MADISON, Wis. -- I'm a good government geek. I retain a childhood faith that government done well -- even if it's big -- is better than no government at all, and even better than small government run by nitwits.
This belief sets me at odds with America's current small government cult, whose patron saint is the inimitable Grover Norquist, who believes that government is best when it is sufficiently small enough to drown in the bathtub. To adherents of the Norquist doctrine, I like to highlight a few governments like the one in Zimbabwe -- so small that it consists of just one (insane) guy, Robert Mugabe. Likewise, Venezuela recently found itself governmentless after the government's only functioning member, Hugo Chavez, died.

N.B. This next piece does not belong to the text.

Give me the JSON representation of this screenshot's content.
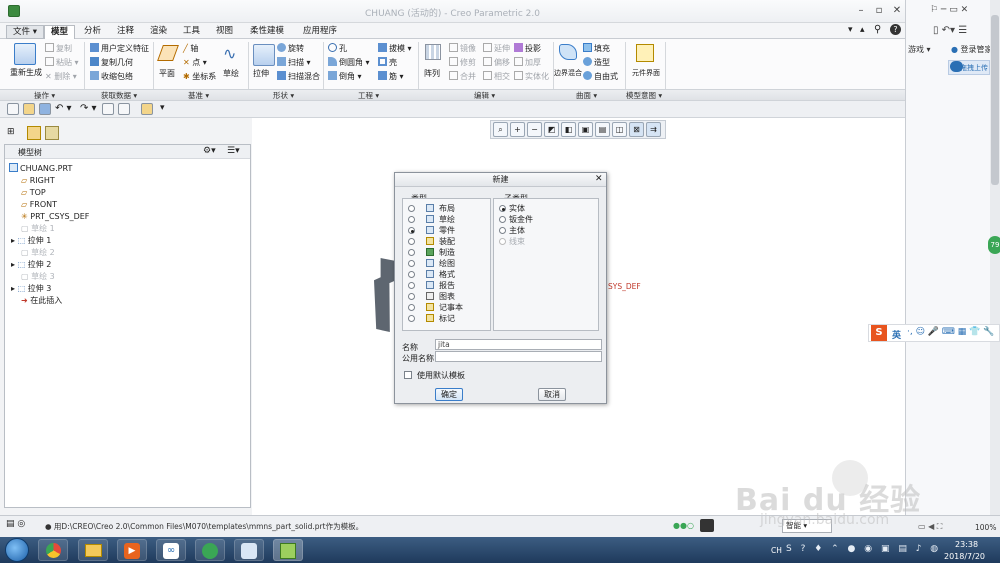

And if sheer smallness is your cup of bubble bath, I recommend immigration to Somalia, a Wild West themepark full of gunslingers and buccaneers, which for the past decade has not had government enough to fit into a soap dish -- much less a bathtub. It deserves to be renamed Norquistan.
Big governments, big accomplishments
By contrast, it has always been the biggest governments that have accomplished real big things for lots of people. The United States, for example, has 320 million-odd people, more wealth than any nation in history, and -- for better or worse -- the biggest government ever, anywhere. Norquist notwithstanding, US government is going to stay humongous -- which means, rather than pretending to shrink and wither, it should get back to doing the sort of big things it's designed to do.
Red Planet dreams
For example, the latest word in aerospace is this Dutch tycoon, Bas Landsdorp, who wants to fund a private expedition to Mars by staging it as a reality-TV series starring a whole bunch of Survivor-style triathletes and steroid-abusers, with comic relief provided by the odd Snooki and maybe a Kardashian or two. Lansdorp estimates that his eight-year extravaganza would get off the ground for $6 billion, mostly covered by broadcast rights and star-struck advertisers. He expects -- get this! -- to make money.
Lansdorp's apparent theory is that the buying public, whose attention span now stands at 140 characters (including commas and hyphens), is going to stay interested in a 400-week science project -- the last part of which might well be broadcast in low-res B&W.
Lansdorp's most recent precedent for sucking eyeballs into outer space is NASA's space shuttle program, which was canceled for lack of interest after 30 years and only got prime-time coverage when all the passengers got killed. It never, ever, made money.
NASA, bless its bureaucratic heart, made space travel boring. In doing so, it reinforced the best feature of big government. It does huge, complicated jobs that serve hundreds of millions of people so effectively that most customers have no idea who's doing this stuff, and if they watched it for awhile, they'd be bored to tears. Examples: delivering the mail, air traffic control, Medicare.
Which brings us back around to Mars. Regardless of Bas Lansdorp's harebrained scheme, I think big government -- our government, in the person of NASA -- should start seriously planning manned (and womanned) Mars flights. For two reasons: First, romance -- sci-fi, Star Trek, the wild blue yonder!
Second: freedom. Specifically, freedom from starry-eyed but selfish capitalists like Bas Lansdorp. The privatization of Mars is a dubious prospect. Space exploration should always be a public and national -- ideally, an international, global, and vastly collaborative enterprise.
Remember that every NASA program, from Mercury 1 through Endeavor's last landing, required an explosion of technological creativity. Innovations came from government researchers, but also from the private labs and device-makers who won NASA contracts. Whatever its source, every invention born in the space race belonged to the American (or Russian) people who had paid for it.
If and when interplanetary exploration goes private, the next round of space-based inventions -- in electronics and medicine, metallurgy and optics, climatology and human psychology -- will belong to the corporation who funded the flight and filed the patents. Maybe Bas Lansdorp will share those lucrative discoveries freely, especially those with the potential to save lives or halt climate change.
Or maybe he won't. Or, maybe his fellow space capitalists -- Richard Branson, Dennis Tito, Elon Musk, etc. -- will claim similar discoveries from their Mars projects. And then, maybe the greatest ideas of the 21st century will languish uselessly for decades while corporate lawyers wage a war of patent-court attrition.
During that worst-case eventuality, one can only hope that NASA regains its mojo, gets to Mars first, and plants another plaque that says it "came in peace, for all mankind."